Microsoft, which has been pushing the use of TV white spaces to close the rural broadband divide, has joined with C Spire, Airspan Networks, Nokia and Siklu to form a coalition of the willing to come up with a "disruptive blueprint to close the adoption gap."
The consortium will use Mississippi and Alabama as testbeds for driving affordable internet access and drive adoption.
The consortium is launching under something of a cone of silence. C Spire said that the rural broadband effort will launch with a workshop in New Orleans Jan. 29-31 that will be closed to press. Microsoft and the other members will be in attendance, however, according to C Spire.
The consortium has not unveiled any of the potential technologies being tested—more details are supposed to be shared at the Mobile World Congress in Barcelona Feb. 25-28—but Microsoft made clear TV white spaces tech should be one of them.
"It's time to close the broadband gap for rural America," added Shelley McKinley, Microsoft's head of technology and corporate responsibility. "Piloting new technology approaches, including TV white spaces, will help rural communities in Mississippi.
"Sharing these learnings will help accelerate broadband connectivity in rural communities everywhere. And with connectivity, comes new and greater opportunities for students, farmers, educators, business owners and communities in rural areas to access the technology and digital skills needed to learn, grow, contribute and prosper in a digital economy."

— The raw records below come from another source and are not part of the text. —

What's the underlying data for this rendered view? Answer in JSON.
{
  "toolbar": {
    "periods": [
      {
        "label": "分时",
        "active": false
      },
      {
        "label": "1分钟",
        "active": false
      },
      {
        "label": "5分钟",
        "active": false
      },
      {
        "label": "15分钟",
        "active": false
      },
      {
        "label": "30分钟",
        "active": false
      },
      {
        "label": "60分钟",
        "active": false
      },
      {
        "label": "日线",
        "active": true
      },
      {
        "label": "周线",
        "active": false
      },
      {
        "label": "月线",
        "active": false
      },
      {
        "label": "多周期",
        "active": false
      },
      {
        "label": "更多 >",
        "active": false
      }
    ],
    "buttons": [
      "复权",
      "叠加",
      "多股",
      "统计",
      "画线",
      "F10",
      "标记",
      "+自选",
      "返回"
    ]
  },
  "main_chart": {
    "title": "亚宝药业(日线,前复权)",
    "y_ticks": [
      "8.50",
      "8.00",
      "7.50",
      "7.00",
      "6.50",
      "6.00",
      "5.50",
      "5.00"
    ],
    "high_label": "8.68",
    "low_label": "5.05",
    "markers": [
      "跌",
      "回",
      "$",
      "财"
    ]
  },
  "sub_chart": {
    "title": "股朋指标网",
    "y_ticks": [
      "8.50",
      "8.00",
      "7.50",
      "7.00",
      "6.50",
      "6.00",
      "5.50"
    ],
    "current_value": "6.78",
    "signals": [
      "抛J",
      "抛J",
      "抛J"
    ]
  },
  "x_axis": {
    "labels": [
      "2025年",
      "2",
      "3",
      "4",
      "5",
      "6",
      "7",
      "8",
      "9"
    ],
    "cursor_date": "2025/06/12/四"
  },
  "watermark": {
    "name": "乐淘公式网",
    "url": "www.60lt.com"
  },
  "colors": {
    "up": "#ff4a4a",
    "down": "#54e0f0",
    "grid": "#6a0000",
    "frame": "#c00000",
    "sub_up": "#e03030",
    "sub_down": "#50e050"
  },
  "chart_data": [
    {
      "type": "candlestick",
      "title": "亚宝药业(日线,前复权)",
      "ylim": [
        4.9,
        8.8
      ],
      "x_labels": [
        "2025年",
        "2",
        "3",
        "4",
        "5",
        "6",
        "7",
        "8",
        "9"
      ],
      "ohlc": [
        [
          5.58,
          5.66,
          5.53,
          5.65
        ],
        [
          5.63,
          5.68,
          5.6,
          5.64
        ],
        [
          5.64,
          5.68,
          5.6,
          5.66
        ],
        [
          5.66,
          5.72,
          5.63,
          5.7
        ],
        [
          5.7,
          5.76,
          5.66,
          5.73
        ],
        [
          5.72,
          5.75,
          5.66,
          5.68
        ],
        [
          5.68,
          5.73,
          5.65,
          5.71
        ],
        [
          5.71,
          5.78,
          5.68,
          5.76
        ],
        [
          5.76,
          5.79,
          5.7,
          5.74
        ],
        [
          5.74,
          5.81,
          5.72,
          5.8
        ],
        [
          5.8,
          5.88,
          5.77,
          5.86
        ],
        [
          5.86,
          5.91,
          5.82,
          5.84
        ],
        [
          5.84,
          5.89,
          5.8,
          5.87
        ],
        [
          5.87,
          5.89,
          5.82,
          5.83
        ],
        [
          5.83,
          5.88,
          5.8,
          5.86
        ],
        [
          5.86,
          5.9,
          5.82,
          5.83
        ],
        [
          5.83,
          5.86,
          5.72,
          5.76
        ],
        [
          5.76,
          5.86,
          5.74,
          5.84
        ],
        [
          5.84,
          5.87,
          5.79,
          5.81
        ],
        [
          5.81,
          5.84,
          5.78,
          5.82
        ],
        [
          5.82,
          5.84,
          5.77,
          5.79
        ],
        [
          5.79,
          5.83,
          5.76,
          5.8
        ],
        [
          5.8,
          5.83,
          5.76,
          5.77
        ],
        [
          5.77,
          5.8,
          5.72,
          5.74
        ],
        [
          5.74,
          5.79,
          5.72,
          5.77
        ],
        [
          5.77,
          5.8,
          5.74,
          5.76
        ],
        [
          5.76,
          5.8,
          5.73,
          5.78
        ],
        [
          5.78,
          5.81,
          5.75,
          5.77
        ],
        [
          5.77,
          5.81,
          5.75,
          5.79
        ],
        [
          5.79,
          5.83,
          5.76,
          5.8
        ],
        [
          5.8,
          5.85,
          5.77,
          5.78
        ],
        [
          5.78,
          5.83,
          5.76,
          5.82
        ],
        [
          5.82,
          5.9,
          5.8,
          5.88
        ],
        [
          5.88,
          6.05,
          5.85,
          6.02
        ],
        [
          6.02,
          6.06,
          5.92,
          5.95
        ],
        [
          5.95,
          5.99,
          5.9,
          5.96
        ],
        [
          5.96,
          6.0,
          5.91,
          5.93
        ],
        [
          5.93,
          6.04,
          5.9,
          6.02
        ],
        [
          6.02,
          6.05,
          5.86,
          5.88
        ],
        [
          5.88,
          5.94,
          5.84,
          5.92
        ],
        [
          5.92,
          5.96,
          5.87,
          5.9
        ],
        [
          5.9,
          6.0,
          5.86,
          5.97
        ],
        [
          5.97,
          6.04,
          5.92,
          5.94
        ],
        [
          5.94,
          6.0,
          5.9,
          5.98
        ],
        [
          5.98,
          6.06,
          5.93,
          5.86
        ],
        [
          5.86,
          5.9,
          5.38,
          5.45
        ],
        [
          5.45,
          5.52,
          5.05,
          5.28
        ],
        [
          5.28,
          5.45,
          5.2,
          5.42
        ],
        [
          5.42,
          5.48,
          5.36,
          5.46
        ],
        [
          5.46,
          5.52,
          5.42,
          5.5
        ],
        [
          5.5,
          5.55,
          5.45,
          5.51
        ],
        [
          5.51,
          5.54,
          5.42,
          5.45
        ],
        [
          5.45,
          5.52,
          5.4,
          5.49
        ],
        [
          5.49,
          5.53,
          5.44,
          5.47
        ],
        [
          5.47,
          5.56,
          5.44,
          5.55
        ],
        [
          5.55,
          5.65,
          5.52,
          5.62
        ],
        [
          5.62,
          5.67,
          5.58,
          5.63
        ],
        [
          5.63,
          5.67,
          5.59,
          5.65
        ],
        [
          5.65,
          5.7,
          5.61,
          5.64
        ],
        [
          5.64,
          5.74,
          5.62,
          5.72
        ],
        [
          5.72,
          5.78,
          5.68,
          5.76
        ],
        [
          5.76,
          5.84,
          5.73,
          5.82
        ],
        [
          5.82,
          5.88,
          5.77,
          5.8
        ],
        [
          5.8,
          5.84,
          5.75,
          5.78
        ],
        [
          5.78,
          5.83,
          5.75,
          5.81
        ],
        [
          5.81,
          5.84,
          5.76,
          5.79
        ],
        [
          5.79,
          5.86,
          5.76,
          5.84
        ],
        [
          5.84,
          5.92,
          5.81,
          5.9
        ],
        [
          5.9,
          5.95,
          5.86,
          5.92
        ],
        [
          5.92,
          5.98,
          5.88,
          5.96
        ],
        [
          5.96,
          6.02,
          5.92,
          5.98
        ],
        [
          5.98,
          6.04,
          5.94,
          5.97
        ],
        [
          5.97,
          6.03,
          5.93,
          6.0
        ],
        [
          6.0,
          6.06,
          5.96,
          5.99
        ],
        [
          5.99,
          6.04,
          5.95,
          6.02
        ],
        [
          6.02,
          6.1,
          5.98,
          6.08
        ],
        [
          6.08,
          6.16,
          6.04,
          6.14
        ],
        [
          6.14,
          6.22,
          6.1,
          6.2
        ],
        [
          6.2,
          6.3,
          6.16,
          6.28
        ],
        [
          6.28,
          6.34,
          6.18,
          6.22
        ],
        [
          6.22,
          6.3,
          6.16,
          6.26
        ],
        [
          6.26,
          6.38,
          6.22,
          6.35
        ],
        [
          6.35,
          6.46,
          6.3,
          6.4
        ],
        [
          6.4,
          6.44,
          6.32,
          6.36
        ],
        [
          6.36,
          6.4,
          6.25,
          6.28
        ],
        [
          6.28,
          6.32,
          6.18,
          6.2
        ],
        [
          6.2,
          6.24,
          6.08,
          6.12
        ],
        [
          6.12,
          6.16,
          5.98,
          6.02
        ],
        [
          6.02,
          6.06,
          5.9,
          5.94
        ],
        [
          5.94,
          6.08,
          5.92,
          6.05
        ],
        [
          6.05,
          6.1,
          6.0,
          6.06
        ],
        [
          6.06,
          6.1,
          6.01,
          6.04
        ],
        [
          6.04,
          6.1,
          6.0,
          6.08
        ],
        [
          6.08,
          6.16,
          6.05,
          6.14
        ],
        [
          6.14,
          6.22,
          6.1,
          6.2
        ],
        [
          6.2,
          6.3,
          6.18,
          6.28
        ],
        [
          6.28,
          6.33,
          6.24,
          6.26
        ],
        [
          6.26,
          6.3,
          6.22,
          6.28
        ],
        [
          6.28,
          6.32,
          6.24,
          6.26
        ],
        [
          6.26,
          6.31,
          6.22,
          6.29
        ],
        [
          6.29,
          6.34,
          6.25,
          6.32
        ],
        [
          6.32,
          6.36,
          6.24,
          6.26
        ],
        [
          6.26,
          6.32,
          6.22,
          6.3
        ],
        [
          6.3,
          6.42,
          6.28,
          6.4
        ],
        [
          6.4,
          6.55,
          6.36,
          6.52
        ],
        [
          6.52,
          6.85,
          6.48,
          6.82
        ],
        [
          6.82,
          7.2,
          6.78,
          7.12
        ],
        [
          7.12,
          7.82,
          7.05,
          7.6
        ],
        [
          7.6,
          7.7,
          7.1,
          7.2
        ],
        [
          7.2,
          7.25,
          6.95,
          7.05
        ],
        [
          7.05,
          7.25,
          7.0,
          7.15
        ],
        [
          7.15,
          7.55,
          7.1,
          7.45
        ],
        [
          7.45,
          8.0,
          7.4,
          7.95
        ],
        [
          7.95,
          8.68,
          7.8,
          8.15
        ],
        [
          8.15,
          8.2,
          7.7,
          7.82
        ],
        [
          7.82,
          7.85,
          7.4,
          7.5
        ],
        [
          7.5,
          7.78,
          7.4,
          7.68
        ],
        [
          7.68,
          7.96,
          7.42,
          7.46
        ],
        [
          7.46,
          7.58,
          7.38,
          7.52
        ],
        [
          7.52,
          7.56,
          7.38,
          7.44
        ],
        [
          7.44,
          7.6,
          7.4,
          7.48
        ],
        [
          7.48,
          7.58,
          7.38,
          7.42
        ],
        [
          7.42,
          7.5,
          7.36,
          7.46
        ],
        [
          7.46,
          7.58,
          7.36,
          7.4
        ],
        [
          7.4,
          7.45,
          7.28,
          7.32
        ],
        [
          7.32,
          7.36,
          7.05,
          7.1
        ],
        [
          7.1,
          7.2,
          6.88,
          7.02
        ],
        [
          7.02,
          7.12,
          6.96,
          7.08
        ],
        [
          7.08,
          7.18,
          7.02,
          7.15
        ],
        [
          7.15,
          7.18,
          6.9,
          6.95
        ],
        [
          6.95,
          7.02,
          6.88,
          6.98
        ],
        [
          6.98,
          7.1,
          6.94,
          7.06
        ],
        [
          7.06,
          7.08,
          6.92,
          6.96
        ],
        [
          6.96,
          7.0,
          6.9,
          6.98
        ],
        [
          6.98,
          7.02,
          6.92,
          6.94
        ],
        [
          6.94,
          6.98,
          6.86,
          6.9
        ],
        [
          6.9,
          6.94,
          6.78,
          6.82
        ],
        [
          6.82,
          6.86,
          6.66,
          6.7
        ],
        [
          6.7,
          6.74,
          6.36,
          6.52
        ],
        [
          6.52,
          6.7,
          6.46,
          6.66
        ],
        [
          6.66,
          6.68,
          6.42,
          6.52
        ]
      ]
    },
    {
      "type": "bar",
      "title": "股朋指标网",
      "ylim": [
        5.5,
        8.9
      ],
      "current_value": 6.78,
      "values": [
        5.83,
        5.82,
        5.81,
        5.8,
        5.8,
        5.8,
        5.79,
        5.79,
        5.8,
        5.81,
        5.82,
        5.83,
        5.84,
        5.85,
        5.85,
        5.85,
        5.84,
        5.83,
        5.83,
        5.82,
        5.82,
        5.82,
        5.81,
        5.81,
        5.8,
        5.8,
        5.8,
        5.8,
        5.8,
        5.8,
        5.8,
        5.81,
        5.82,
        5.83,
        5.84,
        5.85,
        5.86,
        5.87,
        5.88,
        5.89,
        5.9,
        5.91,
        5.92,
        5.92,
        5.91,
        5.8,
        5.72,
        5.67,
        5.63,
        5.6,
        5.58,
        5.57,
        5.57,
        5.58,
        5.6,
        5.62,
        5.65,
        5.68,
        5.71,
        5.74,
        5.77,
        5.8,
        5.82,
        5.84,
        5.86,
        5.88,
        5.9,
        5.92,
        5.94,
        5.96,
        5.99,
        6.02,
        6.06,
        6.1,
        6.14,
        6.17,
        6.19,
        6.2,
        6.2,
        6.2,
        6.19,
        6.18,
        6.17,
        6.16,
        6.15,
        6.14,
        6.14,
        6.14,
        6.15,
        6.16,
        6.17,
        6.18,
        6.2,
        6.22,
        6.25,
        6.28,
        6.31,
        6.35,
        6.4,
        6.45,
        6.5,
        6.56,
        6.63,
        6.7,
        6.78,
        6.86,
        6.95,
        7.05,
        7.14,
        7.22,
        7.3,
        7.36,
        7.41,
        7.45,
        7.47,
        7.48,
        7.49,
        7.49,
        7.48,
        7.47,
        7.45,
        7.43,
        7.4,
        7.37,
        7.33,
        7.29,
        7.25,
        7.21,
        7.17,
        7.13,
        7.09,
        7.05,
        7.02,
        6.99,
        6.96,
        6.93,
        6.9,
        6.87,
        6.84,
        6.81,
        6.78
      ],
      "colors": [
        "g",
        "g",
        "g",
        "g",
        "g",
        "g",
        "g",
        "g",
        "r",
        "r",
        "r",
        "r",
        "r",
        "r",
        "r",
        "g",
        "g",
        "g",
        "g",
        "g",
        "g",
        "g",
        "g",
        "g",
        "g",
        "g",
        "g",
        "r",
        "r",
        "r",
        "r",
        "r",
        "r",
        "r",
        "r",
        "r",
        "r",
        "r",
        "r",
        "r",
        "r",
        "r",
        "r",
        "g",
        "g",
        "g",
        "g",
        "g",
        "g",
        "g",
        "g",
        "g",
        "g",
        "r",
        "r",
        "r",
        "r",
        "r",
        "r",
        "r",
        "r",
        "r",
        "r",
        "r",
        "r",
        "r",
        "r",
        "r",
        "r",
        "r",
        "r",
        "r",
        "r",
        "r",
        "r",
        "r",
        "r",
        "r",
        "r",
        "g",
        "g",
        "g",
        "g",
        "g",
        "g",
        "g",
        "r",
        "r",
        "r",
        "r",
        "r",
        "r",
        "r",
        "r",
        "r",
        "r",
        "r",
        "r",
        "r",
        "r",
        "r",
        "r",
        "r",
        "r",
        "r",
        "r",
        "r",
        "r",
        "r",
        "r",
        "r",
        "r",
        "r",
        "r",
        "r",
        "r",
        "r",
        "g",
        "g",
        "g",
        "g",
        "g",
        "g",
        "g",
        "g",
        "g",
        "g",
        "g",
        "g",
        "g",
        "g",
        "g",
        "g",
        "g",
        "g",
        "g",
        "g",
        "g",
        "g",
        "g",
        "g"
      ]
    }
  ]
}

Broadcasters are not as high on the use of the TV band for unlicensed wireless given what they say have been ongoing problems with the database that must identify TV channels in use by broadcasters to ensure that those signals are not interfered with.
Microsoft has been ramping up its "white spaces" effort. It had initially planned to bring access to 2 million people by July 2022, but Microsoft President Brad Smith announced in Washington Dec. 4, that it was ahead of schedule and was upping the ante to 3 million by that date.